Caroline Boone is a junior at Ohio University majoring in political science and minoring in Spanish. Caroline is currently studying in Toledo, Spain at the University of Castilla- La Mancha.
Today marks the end of my first week living in Toledo, Spain. So much has happened that I can hardly believe it has only been seven days. Already I have run along the River Tajo, sampled tapas and sangria, met my professors, and spent a few days in Madrid!
While there is still so much for me to explore in Toledo, it feels more familiar every day. I am constantly learning about this place: through the navigation of narrow streets, conversations with my host sisters, classes at the university, and visits to the city’s numerous historical sites.

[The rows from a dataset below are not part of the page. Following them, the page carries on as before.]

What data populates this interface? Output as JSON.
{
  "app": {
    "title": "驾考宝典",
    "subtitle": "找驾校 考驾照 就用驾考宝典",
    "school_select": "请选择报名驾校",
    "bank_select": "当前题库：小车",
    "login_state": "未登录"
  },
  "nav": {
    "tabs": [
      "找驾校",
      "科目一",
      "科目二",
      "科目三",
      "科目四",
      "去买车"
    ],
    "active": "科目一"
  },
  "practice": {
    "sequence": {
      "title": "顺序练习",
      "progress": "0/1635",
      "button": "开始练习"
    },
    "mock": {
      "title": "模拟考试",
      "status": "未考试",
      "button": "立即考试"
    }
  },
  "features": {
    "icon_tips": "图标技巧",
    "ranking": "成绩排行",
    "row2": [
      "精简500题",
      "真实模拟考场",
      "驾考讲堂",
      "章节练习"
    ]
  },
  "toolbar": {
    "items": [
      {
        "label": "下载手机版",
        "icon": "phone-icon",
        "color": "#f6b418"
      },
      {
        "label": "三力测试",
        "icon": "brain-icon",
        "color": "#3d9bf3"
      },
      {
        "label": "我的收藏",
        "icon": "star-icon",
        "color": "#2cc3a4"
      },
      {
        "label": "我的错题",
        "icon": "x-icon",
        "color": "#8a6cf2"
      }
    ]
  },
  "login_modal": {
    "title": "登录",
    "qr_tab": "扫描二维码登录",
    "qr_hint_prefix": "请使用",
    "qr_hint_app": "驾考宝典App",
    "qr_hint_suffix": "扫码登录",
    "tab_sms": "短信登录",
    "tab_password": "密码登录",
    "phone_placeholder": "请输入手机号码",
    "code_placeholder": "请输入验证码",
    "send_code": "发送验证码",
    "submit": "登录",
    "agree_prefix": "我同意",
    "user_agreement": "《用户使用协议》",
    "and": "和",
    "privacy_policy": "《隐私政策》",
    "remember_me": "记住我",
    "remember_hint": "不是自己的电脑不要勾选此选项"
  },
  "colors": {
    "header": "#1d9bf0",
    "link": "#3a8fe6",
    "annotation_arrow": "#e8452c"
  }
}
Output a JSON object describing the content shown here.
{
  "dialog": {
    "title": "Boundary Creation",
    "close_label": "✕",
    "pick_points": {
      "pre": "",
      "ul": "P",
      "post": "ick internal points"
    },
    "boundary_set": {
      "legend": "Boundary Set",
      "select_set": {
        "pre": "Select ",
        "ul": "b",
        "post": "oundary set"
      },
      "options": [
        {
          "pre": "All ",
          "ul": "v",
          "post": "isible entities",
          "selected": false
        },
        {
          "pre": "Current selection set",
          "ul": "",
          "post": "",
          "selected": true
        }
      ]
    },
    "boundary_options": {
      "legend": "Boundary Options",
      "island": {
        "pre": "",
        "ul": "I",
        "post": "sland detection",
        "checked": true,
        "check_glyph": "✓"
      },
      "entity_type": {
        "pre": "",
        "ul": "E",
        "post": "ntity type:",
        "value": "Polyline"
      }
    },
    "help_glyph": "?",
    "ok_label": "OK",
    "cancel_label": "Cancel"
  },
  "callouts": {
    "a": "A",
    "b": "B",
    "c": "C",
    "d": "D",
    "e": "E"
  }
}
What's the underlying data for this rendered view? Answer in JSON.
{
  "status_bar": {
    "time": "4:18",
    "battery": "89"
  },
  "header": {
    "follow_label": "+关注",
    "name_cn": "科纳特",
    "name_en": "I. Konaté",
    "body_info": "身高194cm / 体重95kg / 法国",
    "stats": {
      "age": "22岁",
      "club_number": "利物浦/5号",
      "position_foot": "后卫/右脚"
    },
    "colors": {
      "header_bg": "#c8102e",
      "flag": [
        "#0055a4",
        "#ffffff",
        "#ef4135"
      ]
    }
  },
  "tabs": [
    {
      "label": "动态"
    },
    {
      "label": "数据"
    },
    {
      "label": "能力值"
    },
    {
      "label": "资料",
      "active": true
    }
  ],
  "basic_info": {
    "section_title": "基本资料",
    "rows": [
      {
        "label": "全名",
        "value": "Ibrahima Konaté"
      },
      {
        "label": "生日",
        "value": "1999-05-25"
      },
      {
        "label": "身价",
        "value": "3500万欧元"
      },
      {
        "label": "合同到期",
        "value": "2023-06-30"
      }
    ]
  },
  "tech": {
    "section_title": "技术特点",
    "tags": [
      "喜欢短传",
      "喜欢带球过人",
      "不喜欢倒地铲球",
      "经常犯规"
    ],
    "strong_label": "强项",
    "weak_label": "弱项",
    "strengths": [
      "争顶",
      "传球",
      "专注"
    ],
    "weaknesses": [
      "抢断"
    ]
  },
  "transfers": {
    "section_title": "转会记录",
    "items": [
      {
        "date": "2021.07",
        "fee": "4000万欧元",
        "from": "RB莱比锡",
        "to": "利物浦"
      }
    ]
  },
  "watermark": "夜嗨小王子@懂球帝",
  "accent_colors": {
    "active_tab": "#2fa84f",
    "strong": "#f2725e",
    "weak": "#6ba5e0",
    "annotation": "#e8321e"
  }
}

On Tuesday, our group went on our first excursion to the Catedral de Toledo. Here I learned why Toledo is called “the city of three cultures”. Throughout its history it has been home to Jews, Muslims, and Christians. Each religion and culture has influenced language, architecture, and customs in such a way so that today, Toledo is a blended culture of all three.
Throughout Spanish history one religion has dominated and regulated the others with varied levels of tolerance (sometimes none at all). When the power shifted from one religion to another, often the holy places of the previous religion were reclaimed as holy places of those now in power. Toledo is perhaps one of the best examples in all of Spain of a “repurposed” holy place. This city has been an important religious site since the time of the Romans when a temple stood where the Catedral de Toledo is now located. But before the cathedral there was an Iberian church, and then a Jewish synagogue, and then a mosque. Thus, this site has been the holy place of the people of Toledo for many, many centuries.
As a temporary inhabitant, I have the opportunity to participate in mass at the Cathedral – just like people in Toledo have been doing for hundreds and hundreds of years! I think this is super cool. It is special to be in a place where the history of my religious tradition is so prevalent.
However, this feeling of being a part of Toledo’s living history isn’t confined to just the cathedral. In Toledo, every building and bridge is from hundreds of years ago. The skyline is ancient castles, churches, and forts. The streets are narrow, cobblestone walkways, designed for horses and people. In this setting, I feel I could be in a different time. It is unlike anything in the United States where everything is very new and very large by comparison.
I am excited to continue to learn about the history of Toledo and Spain while living in the midst of it.